[Items from an interface collection]
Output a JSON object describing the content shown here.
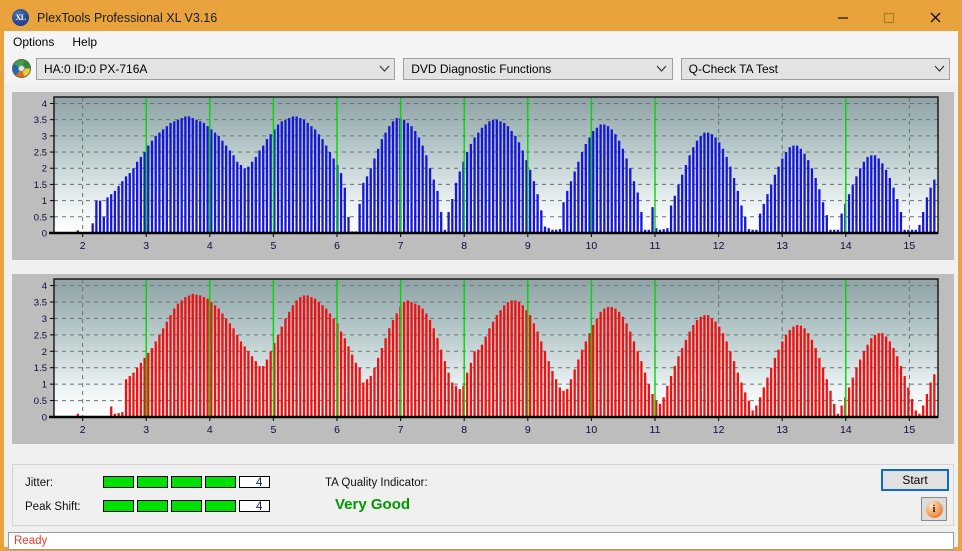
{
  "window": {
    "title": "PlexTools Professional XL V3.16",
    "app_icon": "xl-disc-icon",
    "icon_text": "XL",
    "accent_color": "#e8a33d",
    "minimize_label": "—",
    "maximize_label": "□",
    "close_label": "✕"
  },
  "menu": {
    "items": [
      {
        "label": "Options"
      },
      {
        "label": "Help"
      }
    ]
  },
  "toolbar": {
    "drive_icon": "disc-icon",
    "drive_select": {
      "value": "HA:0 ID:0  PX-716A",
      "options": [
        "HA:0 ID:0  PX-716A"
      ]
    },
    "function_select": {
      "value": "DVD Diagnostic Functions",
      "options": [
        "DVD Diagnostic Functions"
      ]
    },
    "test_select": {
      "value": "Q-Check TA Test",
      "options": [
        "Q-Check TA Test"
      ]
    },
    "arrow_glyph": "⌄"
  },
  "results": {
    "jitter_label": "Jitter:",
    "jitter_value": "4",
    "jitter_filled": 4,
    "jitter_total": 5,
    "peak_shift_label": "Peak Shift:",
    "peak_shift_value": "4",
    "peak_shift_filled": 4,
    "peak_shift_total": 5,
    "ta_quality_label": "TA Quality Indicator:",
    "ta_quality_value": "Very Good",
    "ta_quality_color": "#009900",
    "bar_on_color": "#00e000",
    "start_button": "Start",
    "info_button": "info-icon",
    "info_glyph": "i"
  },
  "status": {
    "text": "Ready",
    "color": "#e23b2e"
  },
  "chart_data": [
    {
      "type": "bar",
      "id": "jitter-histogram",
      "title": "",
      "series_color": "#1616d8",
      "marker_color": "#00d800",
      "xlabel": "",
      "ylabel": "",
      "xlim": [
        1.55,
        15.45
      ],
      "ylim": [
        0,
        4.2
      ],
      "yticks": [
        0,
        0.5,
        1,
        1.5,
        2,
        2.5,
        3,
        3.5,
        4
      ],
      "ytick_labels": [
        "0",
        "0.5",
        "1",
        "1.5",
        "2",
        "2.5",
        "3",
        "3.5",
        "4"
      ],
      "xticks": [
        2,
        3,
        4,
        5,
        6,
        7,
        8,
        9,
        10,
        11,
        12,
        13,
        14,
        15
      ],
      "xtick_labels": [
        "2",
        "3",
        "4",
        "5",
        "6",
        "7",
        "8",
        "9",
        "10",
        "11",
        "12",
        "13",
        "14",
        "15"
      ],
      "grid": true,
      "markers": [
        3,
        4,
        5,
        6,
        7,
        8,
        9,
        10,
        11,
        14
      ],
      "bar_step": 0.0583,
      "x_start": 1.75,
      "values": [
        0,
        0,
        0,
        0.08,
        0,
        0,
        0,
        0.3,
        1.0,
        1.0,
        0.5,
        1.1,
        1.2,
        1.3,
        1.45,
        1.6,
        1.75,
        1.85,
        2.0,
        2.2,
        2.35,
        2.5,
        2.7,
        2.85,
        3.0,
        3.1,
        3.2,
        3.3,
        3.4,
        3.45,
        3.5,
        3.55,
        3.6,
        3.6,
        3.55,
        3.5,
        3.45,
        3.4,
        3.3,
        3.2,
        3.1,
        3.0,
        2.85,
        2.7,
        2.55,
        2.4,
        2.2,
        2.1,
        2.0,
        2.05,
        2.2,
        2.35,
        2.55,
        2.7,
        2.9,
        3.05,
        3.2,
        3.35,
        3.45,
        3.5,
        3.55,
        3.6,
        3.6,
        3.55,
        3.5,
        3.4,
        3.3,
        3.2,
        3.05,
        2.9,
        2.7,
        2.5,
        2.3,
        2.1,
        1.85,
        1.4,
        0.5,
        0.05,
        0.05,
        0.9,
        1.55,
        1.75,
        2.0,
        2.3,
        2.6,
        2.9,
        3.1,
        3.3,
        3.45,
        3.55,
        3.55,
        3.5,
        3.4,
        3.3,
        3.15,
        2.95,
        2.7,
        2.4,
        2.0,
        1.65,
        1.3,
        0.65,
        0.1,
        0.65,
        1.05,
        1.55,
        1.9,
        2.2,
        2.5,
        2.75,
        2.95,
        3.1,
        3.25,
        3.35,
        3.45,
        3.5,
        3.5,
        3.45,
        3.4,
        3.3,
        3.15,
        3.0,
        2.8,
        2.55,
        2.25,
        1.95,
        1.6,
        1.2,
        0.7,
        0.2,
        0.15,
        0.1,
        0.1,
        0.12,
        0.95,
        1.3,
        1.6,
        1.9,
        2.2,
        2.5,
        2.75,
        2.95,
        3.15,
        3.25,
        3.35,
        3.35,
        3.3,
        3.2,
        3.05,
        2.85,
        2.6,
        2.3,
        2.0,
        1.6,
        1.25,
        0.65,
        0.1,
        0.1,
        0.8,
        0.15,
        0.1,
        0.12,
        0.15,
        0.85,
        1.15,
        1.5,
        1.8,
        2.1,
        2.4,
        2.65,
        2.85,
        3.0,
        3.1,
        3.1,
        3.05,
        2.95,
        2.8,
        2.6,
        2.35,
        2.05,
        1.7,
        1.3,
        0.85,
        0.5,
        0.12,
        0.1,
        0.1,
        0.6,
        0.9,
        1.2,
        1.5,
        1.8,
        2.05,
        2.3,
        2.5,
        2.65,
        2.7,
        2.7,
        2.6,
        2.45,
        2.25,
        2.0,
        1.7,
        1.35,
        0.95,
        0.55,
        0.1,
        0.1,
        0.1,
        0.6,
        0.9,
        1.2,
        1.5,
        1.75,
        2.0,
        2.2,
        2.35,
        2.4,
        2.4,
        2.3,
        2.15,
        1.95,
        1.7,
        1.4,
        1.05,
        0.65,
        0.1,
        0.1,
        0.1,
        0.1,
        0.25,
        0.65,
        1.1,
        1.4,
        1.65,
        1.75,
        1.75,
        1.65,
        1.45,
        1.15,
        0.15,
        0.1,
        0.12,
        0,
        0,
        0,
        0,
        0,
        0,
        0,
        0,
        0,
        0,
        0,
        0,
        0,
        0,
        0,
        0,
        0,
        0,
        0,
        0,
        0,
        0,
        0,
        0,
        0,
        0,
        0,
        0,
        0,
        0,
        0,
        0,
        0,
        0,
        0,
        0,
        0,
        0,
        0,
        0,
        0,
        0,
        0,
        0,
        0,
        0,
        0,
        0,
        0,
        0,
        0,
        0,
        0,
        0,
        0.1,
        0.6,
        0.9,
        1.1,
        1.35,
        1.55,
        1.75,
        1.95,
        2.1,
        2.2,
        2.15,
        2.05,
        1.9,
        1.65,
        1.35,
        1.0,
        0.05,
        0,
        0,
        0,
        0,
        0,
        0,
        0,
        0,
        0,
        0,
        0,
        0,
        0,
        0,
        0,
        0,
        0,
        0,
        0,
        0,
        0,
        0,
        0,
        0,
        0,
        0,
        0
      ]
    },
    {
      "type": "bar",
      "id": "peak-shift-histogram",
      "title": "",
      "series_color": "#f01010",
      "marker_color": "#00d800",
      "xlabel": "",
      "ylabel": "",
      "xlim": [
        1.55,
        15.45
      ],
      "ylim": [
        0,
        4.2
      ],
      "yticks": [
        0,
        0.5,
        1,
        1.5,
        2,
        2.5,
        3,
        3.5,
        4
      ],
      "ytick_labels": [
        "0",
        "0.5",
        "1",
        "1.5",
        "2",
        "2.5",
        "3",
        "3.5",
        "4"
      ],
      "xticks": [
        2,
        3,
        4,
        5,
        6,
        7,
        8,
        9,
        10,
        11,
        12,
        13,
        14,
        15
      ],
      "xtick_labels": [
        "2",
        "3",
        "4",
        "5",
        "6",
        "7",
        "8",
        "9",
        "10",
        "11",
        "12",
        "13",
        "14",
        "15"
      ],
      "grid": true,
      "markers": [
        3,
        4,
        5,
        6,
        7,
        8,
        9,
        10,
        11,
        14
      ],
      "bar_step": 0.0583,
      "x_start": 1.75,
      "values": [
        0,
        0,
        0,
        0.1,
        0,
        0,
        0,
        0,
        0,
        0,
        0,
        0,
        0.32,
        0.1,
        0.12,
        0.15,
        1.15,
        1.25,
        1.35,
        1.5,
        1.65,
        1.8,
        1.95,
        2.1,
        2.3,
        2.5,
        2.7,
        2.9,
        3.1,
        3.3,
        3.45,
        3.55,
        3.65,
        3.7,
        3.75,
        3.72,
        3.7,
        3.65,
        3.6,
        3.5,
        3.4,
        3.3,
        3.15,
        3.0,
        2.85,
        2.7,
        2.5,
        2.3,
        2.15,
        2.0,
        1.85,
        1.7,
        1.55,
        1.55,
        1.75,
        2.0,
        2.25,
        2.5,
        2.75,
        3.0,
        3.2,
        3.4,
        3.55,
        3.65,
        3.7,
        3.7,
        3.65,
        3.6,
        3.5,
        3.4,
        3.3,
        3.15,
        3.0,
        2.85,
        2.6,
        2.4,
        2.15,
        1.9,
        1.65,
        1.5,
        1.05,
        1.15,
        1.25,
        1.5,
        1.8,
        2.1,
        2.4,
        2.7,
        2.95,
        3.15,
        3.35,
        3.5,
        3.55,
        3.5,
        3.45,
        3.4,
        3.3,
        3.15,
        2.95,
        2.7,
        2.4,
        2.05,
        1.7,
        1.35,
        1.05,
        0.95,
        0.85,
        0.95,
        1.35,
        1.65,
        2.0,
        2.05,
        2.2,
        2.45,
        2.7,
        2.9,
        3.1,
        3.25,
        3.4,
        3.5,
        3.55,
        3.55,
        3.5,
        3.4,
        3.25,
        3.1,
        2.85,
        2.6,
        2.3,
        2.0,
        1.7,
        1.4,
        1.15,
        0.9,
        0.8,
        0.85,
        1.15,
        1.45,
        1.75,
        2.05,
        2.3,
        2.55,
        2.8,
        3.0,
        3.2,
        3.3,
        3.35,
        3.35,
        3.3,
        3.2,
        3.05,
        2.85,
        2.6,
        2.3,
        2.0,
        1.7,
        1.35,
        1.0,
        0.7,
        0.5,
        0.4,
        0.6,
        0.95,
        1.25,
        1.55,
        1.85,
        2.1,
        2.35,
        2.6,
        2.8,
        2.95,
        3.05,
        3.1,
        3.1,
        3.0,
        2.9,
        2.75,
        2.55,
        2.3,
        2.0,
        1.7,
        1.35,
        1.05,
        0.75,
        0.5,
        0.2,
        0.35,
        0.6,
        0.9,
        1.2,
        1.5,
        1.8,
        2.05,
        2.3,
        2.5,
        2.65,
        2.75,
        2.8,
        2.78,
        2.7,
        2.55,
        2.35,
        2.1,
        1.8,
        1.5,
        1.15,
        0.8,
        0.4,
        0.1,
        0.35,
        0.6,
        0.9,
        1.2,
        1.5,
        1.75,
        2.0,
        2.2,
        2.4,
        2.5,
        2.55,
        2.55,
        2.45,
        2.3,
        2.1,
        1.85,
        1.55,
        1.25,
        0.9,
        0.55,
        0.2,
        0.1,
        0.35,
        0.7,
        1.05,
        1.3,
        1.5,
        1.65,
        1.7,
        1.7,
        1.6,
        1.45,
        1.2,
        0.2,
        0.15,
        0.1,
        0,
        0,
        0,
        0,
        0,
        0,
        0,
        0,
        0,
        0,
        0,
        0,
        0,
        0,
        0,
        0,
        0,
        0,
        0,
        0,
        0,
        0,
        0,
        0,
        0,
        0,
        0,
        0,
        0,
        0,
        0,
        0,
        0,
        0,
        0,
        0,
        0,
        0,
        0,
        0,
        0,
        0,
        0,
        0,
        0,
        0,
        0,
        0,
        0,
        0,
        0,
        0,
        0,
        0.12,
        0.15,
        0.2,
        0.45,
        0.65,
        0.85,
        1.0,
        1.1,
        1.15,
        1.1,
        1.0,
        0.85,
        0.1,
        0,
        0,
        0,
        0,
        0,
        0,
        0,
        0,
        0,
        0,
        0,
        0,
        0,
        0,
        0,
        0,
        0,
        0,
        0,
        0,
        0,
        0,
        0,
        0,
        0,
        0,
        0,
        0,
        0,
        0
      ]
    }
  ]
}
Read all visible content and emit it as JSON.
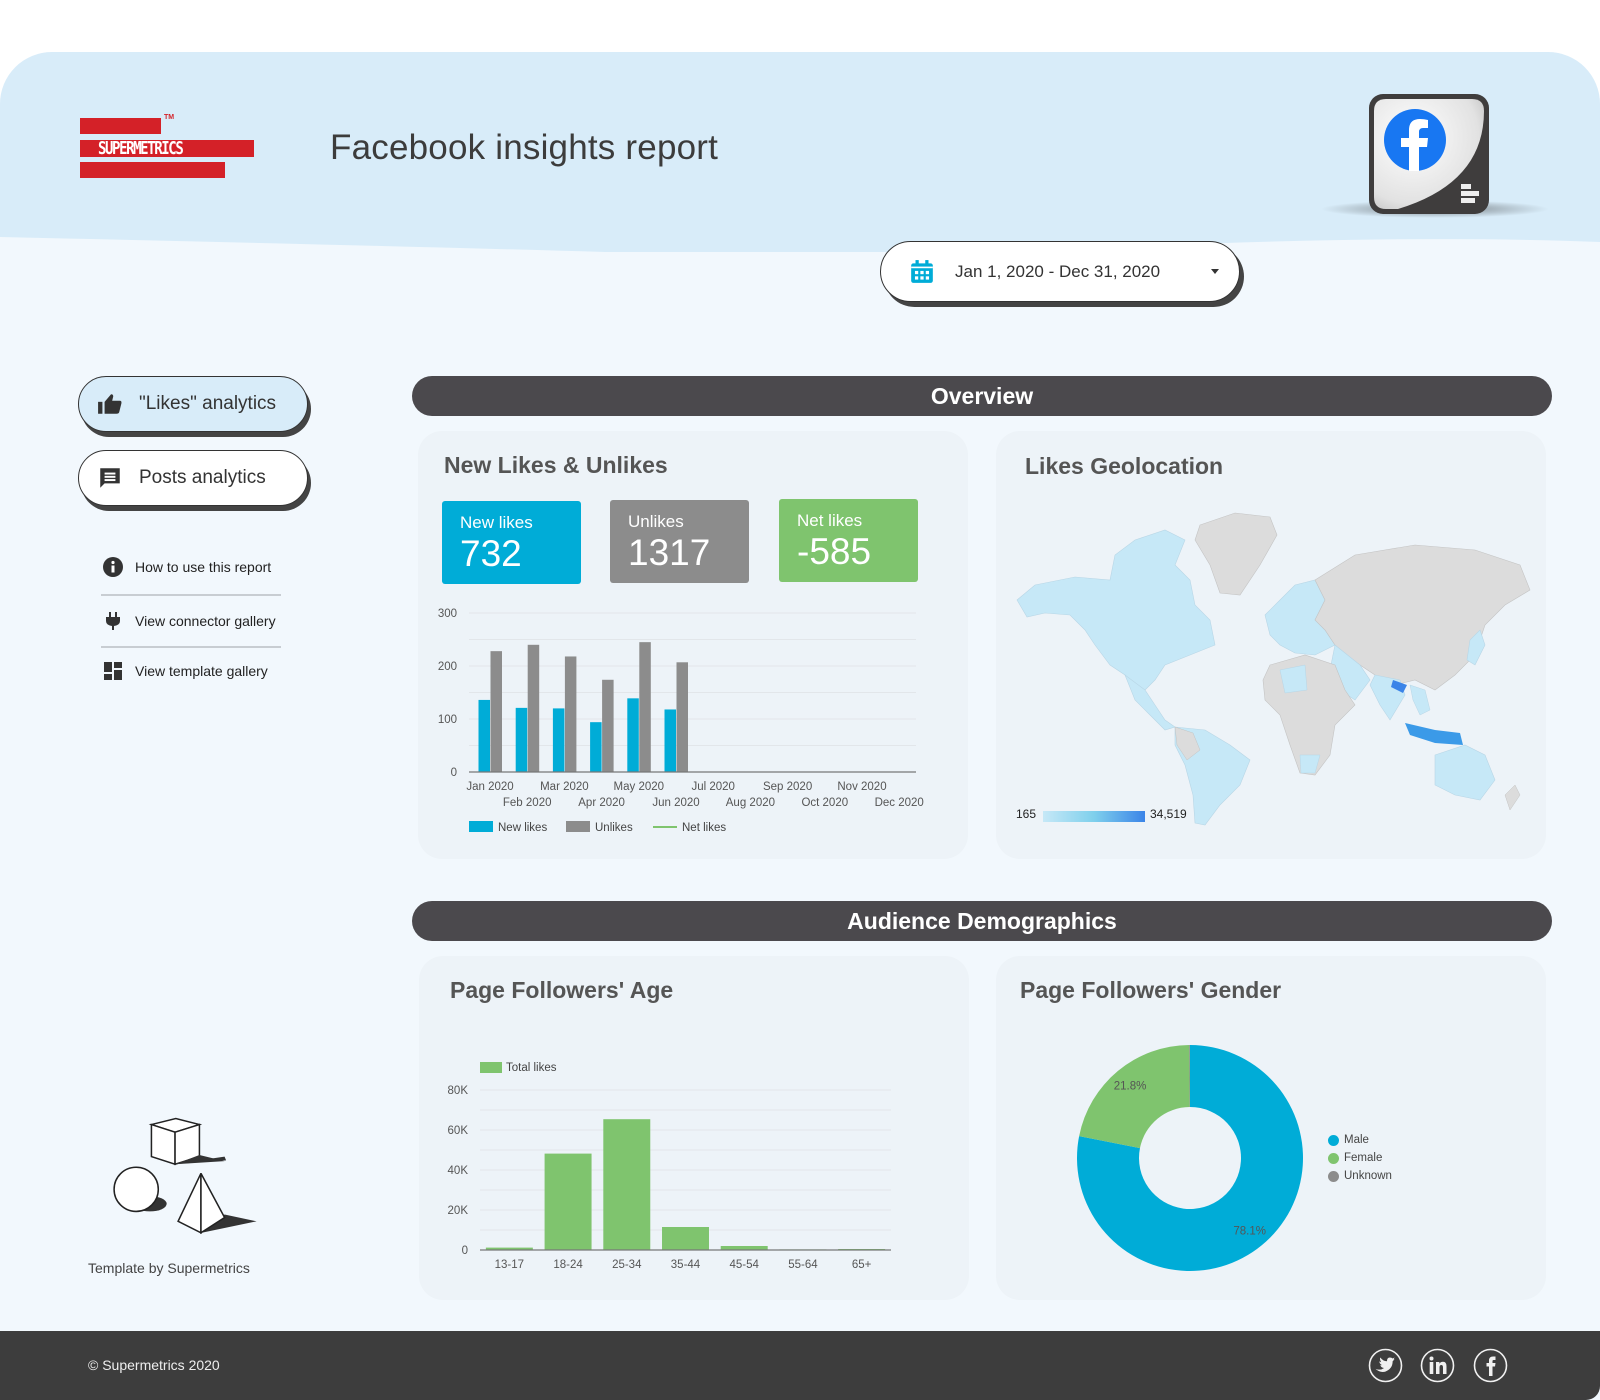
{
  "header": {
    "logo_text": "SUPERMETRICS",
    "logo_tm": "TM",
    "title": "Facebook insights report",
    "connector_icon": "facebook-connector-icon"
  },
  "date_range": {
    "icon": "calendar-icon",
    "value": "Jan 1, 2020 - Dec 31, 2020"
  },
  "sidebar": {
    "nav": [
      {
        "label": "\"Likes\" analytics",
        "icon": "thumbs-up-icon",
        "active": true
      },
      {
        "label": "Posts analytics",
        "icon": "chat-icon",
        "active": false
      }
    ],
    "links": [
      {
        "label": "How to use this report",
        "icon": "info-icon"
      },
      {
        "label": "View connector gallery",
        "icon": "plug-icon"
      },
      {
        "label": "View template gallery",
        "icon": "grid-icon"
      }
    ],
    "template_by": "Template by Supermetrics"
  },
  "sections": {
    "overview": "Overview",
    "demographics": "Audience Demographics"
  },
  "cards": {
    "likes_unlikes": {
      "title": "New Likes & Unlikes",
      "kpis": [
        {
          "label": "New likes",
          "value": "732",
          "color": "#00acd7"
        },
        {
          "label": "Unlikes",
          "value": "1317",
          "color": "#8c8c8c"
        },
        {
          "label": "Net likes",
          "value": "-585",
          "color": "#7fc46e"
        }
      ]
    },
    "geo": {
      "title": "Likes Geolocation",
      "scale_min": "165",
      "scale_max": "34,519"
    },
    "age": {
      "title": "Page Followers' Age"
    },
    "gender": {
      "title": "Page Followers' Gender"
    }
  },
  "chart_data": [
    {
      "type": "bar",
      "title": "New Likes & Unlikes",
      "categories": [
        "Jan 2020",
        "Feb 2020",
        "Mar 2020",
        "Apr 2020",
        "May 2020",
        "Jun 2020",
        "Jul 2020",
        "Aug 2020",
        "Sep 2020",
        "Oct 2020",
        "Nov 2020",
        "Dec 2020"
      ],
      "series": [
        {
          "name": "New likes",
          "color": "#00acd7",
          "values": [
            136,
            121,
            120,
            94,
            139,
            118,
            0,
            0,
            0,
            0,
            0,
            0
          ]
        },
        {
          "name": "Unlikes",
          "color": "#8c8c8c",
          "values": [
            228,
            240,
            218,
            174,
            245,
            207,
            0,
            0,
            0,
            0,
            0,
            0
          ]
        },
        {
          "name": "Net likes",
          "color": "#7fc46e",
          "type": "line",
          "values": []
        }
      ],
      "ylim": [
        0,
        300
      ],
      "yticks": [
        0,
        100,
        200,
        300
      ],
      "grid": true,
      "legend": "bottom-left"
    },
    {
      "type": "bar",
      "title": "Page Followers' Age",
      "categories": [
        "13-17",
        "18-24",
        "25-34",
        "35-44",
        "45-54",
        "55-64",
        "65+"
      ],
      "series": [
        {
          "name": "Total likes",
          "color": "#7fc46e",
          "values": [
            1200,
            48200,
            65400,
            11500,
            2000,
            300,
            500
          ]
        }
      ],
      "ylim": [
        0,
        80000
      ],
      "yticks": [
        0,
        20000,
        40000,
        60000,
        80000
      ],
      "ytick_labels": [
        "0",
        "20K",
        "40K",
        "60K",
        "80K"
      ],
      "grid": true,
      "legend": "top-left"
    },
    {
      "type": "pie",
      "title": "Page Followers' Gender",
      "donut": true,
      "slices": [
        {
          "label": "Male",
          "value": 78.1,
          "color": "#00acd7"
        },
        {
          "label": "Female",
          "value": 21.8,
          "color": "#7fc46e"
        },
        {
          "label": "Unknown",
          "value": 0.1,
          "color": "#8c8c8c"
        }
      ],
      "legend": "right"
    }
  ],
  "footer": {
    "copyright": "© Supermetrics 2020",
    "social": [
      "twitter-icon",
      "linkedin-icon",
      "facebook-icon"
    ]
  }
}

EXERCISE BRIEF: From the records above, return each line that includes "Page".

OUTPUT OF THE EXERCISE:
      "title": "Page Followers' Age"
      "title": "Page Followers' Gender"
      "title": "Page Followers' Age",
      "title": "Page Followers' Gender",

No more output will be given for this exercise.